The now-digested banana, of course, will be replaced and the publicity will only drive up the value of the “Comedian”. What the consumption of the work has done, though, is settle the debate about the usefulness of art. As much as talent, creating something from nothing is about intelligence and context. In the sparse, sanitised, “do not touch” environment of the gallery and the museum, a simple perishable object certainly makes a statement — both about the ephemeral nature of the work and the pomposity of those who run such spaces. The price is part of the joke on that world, and if Cattelan can get rich off it, kudos to him.

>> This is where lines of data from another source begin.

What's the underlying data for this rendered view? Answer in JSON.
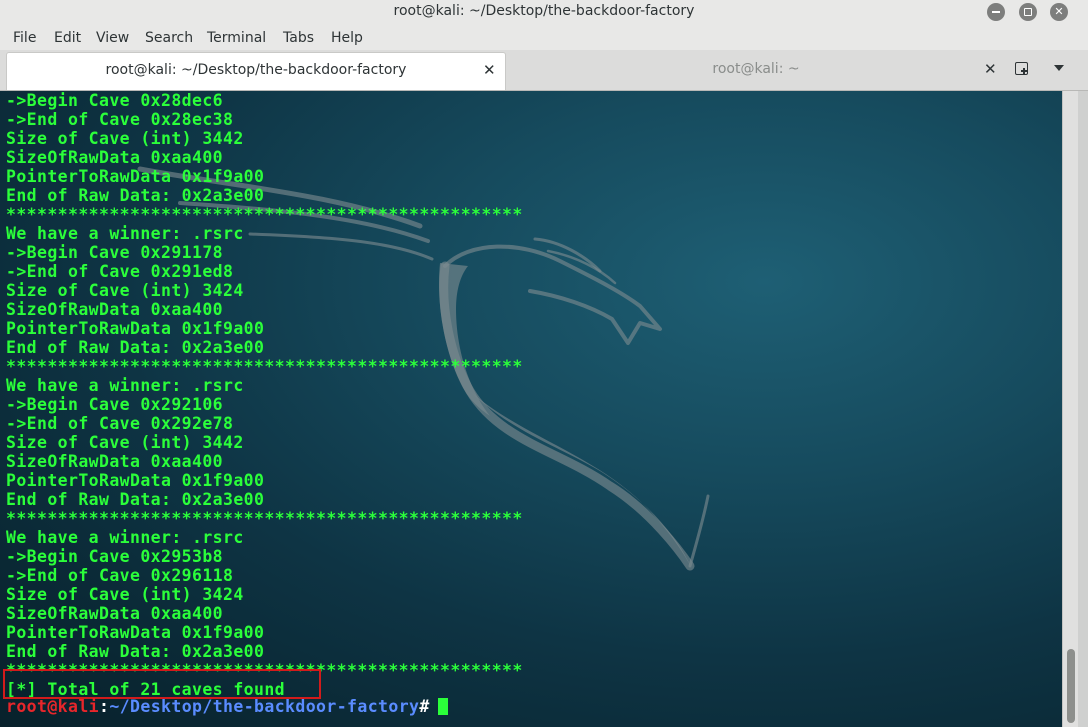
{
  "window": {
    "title": "root@kali: ~/Desktop/the-backdoor-factory"
  },
  "menu": [
    "File",
    "Edit",
    "View",
    "Search",
    "Terminal",
    "Tabs",
    "Help"
  ],
  "tabs": [
    {
      "label": "root@kali: ~/Desktop/the-backdoor-factory",
      "active": true
    },
    {
      "label": "root@kali: ~",
      "active": false
    }
  ],
  "terminal": {
    "lines": [
      "->Begin Cave 0x28dec6",
      "->End of Cave 0x28ec38",
      "Size of Cave (int) 3442",
      "SizeOfRawData 0xaa400",
      "PointerToRawData 0x1f9a00",
      "End of Raw Data: 0x2a3e00",
      "**************************************************",
      "We have a winner: .rsrc",
      "->Begin Cave 0x291178",
      "->End of Cave 0x291ed8",
      "Size of Cave (int) 3424",
      "SizeOfRawData 0xaa400",
      "PointerToRawData 0x1f9a00",
      "End of Raw Data: 0x2a3e00",
      "**************************************************",
      "We have a winner: .rsrc",
      "->Begin Cave 0x292106",
      "->End of Cave 0x292e78",
      "Size of Cave (int) 3442",
      "SizeOfRawData 0xaa400",
      "PointerToRawData 0x1f9a00",
      "End of Raw Data: 0x2a3e00",
      "**************************************************",
      "We have a winner: .rsrc",
      "->Begin Cave 0x2953b8",
      "->End of Cave 0x296118",
      "Size of Cave (int) 3424",
      "SizeOfRawData 0xaa400",
      "PointerToRawData 0x1f9a00",
      "End of Raw Data: 0x2a3e00",
      "**************************************************",
      "[*] Total of 21 caves found"
    ],
    "prompt": {
      "user": "root@kali",
      "separator": ":",
      "path": "~/Desktop/the-backdoor-factory",
      "symbol": "#"
    }
  },
  "colors": {
    "output_text": "#2bff3a",
    "prompt_user": "#e8262b",
    "prompt_path": "#5a8cff",
    "highlight_box": "#d21b1b"
  },
  "icons": {
    "minimize": "minimize-icon",
    "maximize": "maximize-icon",
    "close": "close-icon",
    "new_tab": "new-tab-icon",
    "tabs_menu": "chevron-down-icon",
    "background_logo": "kali-dragon-icon"
  }
}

In fact, “Comedian” scores over most other contemporary works on one important score. It isn’t useless, in the most basic sense. A banana is a nutritious fruit. In addition, it has great value in its symbolism: Slipping on its peel is the most basic joke, and it is rife with social and political meaning (think banana republic). But, most important of all, Cattelan’s joke should finally silence both the elite gatekeepers of high culture, and those on the other end of the spectrum, who believe that literal meaning is the only kind that matters. The former can pay Rs 85 lakh for a banana (and a strip of tape), the latter can eat it.